I've got a Reiter A- scale and a Chuck Lee. The Chuck Lee measures about 1/8 inch wider at the 1st fret than the Reiter and about the same deeper. A Chuck Lee neck is a bit rounder than a Reiter. I have really grown to like the bigger neck. I have average sized hands for a guy and haven't had any issues with the bigger neck.
I play Bart Reiter banjos. I've owned a couple of dozen different Reiter banjos over several years and still have a nice assortment here now. The shape and feel of the necks is one thing that really attracts me to them. They are my favorites.
Chuck builds truly fantastic banjos too. I really like the sound and feel of them. I once owned an early Rose Hill model that was a truly fine banjo. In general, Chuck's "average" necks may indeed tend to be a little thicker than Bart's.
Would be BEST of you could play the banjo you are considering or a similar model to get a feel for it.
If that isn't possible, I think the suggestion that you request measurements is a good idea. That way you can compare to your current banjo for reference. Keep in mind that seemingly small differences may feel much more significant than expected in-hand.
I also think a phone call to Chuck might be advisable. If you are considering ordering a custom banjo from him - he might accommodate your size requirements (not sure).
Julie, I have two Reiter banjos: a Regent A-scale and a Tubaphone. They were built within a month or so if each other. I have small hands and like the Reiter necks a lot. (I also am more comfortable with an 11- inch pot than a 12-inch pot. )
John Balch will tell you that Reiter banjos can be set up to produce a variety of voices. Maybe you should describe what you like about the Ovilla’s sound. You may get advice on how to change the setup on you Regent to get the voice you like.
The Elderly website describes the 11" Ovilla they have in stock as having a nut width of 1 3/8". My Reiter banjos measure 1 1/4" at the nut. 1/8" is a very significant difference.
The Chuck Lee scale length is shorter (25 1/2" vs/ 26 3/16" for Reiter).
The Ovilla model is a wood rim with no metal tone ring. Rim size can be a big factor too. I think the Ovilla model may be ordered in 11" or 12" sizes. Depending on set-up, a 12" wood-rim banjo can have a deep, tubby tone.
There's a difference but Reiter necks have a fuller profile than most others to begin with—quite similar to vintage Vega. So, when you hear that Lee banjos are huge... compared to what? In this case, not by that much. Gibson style necks, OTOH, are generally a bit slimmer.
To some, any difference makes a big difference; to others, no big deal. I'm in the later category—no idea where you fit in.
Bart Reiter, Mike Ramsey, and Chuck Lee are my fave openback banjos, and I'm well-acquainted with these necks.

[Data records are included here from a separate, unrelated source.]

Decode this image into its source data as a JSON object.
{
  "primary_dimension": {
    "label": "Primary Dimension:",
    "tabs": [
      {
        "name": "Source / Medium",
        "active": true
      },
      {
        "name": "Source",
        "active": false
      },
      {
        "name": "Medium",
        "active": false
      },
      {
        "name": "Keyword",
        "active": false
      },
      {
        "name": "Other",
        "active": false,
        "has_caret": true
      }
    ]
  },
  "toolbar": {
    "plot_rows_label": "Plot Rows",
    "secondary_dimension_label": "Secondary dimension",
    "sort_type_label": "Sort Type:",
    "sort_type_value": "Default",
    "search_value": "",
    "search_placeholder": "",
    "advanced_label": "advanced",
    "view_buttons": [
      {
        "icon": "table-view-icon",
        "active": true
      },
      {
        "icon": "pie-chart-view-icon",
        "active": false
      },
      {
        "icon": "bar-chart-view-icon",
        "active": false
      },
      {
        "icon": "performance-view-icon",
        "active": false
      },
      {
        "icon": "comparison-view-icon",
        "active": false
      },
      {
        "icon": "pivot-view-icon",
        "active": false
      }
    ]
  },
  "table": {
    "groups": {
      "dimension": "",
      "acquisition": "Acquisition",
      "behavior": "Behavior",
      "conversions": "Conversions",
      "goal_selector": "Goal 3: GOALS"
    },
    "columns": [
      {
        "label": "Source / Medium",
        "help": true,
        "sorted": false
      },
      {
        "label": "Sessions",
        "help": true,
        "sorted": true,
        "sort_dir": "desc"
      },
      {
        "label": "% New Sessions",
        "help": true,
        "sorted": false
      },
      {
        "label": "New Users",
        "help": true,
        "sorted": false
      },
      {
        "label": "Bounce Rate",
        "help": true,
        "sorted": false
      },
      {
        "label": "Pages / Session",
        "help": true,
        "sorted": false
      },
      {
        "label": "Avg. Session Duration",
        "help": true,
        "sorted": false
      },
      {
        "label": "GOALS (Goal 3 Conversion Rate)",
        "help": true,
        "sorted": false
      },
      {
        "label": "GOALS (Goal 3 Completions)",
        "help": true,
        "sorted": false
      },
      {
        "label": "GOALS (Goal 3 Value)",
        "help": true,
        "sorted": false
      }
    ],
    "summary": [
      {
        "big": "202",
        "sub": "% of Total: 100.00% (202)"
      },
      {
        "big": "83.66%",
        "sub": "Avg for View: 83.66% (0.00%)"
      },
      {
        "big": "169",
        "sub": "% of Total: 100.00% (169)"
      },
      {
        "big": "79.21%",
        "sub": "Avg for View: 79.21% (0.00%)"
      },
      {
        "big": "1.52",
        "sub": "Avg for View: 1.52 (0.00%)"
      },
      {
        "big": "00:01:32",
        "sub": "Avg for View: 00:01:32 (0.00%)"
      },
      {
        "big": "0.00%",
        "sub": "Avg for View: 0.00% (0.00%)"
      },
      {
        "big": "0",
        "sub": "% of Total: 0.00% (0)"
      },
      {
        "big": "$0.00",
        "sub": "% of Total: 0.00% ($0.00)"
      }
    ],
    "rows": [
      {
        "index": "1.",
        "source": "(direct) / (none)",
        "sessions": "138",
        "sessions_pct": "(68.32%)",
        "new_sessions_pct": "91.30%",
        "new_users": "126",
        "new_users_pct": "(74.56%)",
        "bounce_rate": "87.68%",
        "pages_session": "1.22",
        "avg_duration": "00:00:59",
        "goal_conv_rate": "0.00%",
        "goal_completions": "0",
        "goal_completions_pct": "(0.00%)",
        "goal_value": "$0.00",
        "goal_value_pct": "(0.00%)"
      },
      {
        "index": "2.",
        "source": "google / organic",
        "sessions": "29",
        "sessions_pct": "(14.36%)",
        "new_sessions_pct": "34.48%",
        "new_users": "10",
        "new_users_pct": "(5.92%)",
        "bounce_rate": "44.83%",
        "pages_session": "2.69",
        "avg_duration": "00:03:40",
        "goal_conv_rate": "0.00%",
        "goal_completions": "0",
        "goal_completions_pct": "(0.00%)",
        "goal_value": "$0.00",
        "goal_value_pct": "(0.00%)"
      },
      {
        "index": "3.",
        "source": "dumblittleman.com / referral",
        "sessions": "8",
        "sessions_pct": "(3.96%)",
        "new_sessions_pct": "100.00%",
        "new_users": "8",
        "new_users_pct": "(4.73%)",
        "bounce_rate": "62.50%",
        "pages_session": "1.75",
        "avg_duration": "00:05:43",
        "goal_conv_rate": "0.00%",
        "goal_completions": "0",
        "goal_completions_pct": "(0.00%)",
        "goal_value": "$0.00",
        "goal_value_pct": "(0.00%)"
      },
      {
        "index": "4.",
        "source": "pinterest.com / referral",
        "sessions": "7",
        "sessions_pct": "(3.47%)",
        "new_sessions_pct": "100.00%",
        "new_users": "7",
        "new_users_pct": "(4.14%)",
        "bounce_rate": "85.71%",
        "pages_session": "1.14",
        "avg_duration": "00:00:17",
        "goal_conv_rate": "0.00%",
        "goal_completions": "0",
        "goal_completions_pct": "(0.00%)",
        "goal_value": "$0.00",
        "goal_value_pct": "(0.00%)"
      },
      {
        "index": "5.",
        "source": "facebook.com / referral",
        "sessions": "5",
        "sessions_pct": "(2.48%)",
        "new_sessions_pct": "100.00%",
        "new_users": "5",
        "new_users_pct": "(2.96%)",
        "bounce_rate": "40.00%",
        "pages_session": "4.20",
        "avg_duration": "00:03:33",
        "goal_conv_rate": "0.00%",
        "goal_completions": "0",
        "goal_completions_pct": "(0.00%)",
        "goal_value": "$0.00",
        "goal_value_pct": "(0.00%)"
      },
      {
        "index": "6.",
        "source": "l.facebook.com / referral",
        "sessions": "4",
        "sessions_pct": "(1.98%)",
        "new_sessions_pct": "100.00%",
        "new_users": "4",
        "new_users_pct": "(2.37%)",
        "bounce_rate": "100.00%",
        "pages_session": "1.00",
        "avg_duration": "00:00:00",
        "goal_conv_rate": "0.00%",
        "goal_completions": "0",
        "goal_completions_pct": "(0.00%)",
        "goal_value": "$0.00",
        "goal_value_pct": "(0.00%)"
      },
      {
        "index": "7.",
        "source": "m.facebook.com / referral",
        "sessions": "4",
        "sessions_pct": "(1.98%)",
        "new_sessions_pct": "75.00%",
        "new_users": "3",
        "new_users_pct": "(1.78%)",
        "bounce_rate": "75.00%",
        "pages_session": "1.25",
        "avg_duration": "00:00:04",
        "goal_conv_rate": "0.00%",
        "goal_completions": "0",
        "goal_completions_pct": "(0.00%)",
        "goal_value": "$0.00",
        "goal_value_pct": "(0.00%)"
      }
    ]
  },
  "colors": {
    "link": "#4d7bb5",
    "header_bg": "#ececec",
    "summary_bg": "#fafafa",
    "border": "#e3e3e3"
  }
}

I love Chuck Lee's banjos and this doesn't keep me from playing mine, but his standard nut width of 1 3/8" is not my favorite. I understand he does custom nut widths, but I've never ordered. I'm not sure I've ever noticed anything extra thick or wide about the neck profile/thickness. Chuck's scale length is usually 25.5, which I love, and his rims tend to be deeper, also beloved on this front. I don't know how he does it but his rims or rim/neck combo, or something, give a very deep, warm, rich tone character while simultaneously providing more power than usual in an OB.
My favorite-feeling banjos evah for both nut width and neck profile or thickness are Bart Reiter's. His scale length of standard 26.5 used to be my less-favored, but it's been growing on me of late. His rim depth to me is kinda Vega-ish. Not the deeper rim that is currently very "in." The shallower Vega-ish rim gives a very clear, crisp sound that you can deepen with setup if you want.
I also like the nut width on Ramsey banjos, which I believe is also 1 1/4. The Ramsey "baseball bat" neck thickness doesn't bother me as I have long fingers. Ramseys are their own thing in terms of tone personality, but I don't think they're being produced to any degree at present.